[Extracted information — start]
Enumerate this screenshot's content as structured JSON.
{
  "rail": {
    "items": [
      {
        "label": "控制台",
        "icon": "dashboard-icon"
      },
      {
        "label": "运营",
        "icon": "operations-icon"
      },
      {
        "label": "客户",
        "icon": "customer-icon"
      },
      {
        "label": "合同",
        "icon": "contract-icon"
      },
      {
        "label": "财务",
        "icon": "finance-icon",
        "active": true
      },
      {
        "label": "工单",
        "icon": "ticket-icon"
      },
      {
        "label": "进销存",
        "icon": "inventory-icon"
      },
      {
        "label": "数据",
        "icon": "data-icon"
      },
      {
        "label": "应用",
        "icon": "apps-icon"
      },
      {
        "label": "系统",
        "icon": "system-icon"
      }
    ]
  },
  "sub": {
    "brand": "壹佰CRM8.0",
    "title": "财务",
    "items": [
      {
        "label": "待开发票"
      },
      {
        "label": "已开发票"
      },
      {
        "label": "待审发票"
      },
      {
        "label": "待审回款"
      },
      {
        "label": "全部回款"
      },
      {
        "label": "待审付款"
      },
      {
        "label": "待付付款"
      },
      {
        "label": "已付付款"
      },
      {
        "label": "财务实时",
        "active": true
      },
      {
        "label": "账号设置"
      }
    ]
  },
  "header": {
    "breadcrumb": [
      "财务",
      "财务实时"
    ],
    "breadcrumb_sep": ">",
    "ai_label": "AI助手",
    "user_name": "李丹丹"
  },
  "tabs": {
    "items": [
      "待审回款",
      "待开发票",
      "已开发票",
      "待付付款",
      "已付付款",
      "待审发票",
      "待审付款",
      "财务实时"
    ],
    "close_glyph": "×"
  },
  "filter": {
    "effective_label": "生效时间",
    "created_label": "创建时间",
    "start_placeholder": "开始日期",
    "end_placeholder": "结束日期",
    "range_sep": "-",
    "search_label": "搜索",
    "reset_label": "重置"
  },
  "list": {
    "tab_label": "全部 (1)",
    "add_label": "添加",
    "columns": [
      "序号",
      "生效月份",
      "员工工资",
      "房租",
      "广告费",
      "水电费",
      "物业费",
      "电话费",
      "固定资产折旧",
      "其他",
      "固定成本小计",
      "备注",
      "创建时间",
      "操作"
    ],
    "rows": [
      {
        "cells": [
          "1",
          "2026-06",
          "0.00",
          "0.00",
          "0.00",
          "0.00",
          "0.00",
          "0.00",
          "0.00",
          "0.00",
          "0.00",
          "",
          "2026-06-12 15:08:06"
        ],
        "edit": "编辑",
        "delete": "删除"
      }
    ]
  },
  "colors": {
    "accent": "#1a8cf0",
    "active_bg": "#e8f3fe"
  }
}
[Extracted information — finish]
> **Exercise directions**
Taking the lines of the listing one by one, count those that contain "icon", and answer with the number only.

> **Solution**
10